Kaine said they have not gotten a satisfactory response.
“I’ve been in the Senate for eight years and track very carefully constituent complaints,” he said. “There’s always some complaints about the post office, but it was at a fairly low level and a fairly predictable level up until the minute that the current postmaster general was installed in this position … From the minute that happened, the number of complaints that we received about the postal operation just started to go up like an elevator, and most of my colleagues say the same thing.”
Kaine said they’re working to create a better Board of Governors of the Postal Service.

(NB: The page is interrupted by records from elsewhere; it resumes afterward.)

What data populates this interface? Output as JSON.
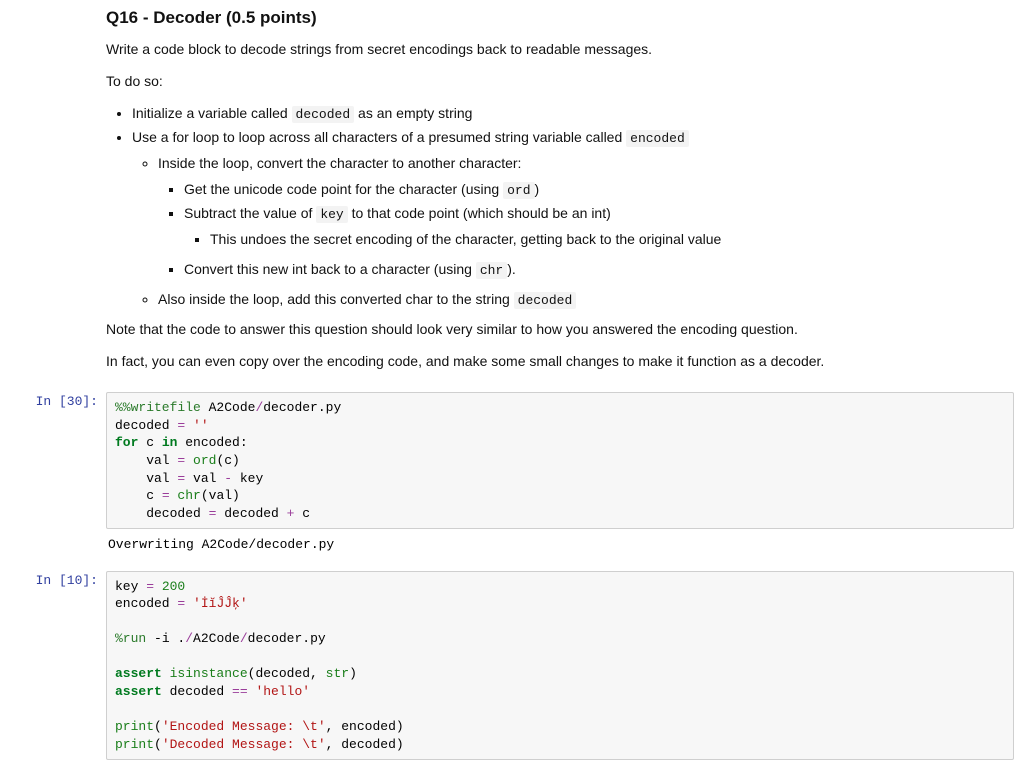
{
  "markdown": {
    "heading": "Q16 - Decoder (0.5 points)",
    "intro": "Write a code block to decode strings from secret encodings back to readable messages.",
    "todo": "To do so:",
    "b1a": "Initialize a variable called ",
    "b1_code": "decoded",
    "b1b": " as an empty string",
    "b2a": "Use a for loop to loop across all characters of a presumed string variable called ",
    "b2_code": "encoded",
    "b2s1": "Inside the loop, convert the character to another character:",
    "b2s1a_a": "Get the unicode code point for the character (using ",
    "b2s1a_code": "ord",
    "b2s1a_b": ")",
    "b2s1b_a": "Subtract the value of ",
    "b2s1b_code": "key",
    "b2s1b_b": " to that code point (which should be an int)",
    "b2s1b_sub": "This undoes the secret encoding of the character, getting back to the original value",
    "b2s1c_a": "Convert this new int back to a character (using ",
    "b2s1c_code": "chr",
    "b2s1c_b": ").",
    "b2s2a": "Also inside the loop, add this converted char to the string ",
    "b2s2_code": "decoded",
    "note": "Note that the code to answer this question should look very similar to how you answered the encoding question.",
    "hint": "In fact, you can even copy over the encoding code, and make some small changes to make it function as a decoder."
  },
  "cell1": {
    "prompt": "In [30]:",
    "l1_m": "%%writefile",
    "l1_r": " A2Code",
    "l1_op": "/",
    "l1_r2": "decoder.py",
    "l2_a": "decoded ",
    "l2_op": "=",
    "l2_str": " ''",
    "l3_for": "for",
    "l3_mid": " c ",
    "l3_in": "in",
    "l3_enc": " encoded:",
    "l4_a": "    val ",
    "l4_op": "=",
    "l4_fn": " ord",
    "l4_b": "(c)",
    "l5_a": "    val ",
    "l5_op1": "=",
    "l5_b": " val ",
    "l5_op2": "-",
    "l5_c": " key",
    "l6_a": "    c ",
    "l6_op": "=",
    "l6_fn": " chr",
    "l6_b": "(val)",
    "l7_a": "    decoded ",
    "l7_op1": "=",
    "l7_b": " decoded ",
    "l7_op2": "+",
    "l7_c": " c",
    "out": "Overwriting A2Code/decoder.py"
  },
  "cell2": {
    "prompt": "In [10]:",
    "l1_a": "key ",
    "l1_op": "=",
    "l1_num": " 200",
    "l2_a": "encoded ",
    "l2_op": "=",
    "l2_str": " 'İĭĴĴķ'",
    "blank1": "",
    "l3_m": "%run",
    "l3_r": " -i .",
    "l3_op": "/",
    "l3_r2": "A2Code",
    "l3_op2": "/",
    "l3_r3": "decoder.py",
    "blank2": "",
    "l4_kw": "assert",
    "l4_fn": " isinstance",
    "l4_b": "(decoded, ",
    "l4_ty": "str",
    "l4_c": ")",
    "l5_kw": "assert",
    "l5_b": " decoded ",
    "l5_op": "==",
    "l5_str": " 'hello'",
    "blank3": "",
    "l6_fn": "print",
    "l6_a": "(",
    "l6_str": "'Encoded Message: \\t'",
    "l6_b": ", encoded)",
    "l7_fn": "print",
    "l7_a": "(",
    "l7_str": "'Decoded Message: \\t'",
    "l7_b": ", decoded)"
  }
}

The board normally consists of up to nine governors appointed by the president with the advice and consent of the Senate, according to the USPS. Three new board members have been appointed this year.
“But we are assembling a better board of the postal office to either discipline or, or frankly, more likely, find a new postmaster general, because the service challenges are just unacceptable,” Kaine said.
DeJoy announced a 10-year plan “to achieve financial sustainability and service excellence” that includes postage price increases, slowing service standards and cutting post office hours.
Warner said his hope is that if there are not improvements in service that this new postal board will make a judgment that a new postmaster general is needed.
“The Post Office has got challenges, but these challenges seem to have only been exacerbated by what seems to be, at best, a very erratic business model put forward by Mr. DeJoy, frankly, that has lost a lot of people’s confidence, because it seemed that a lot of his actions, especially last fall, were geared at trying to slow down people’s ability to vote by mail,” he said.
Slow mail delivery, however, preceded the appointment of DeJoy and the onset of the pandemic. When the USPS signed on to deliver packages for Amazon several years ago, regular delivery started to suffer.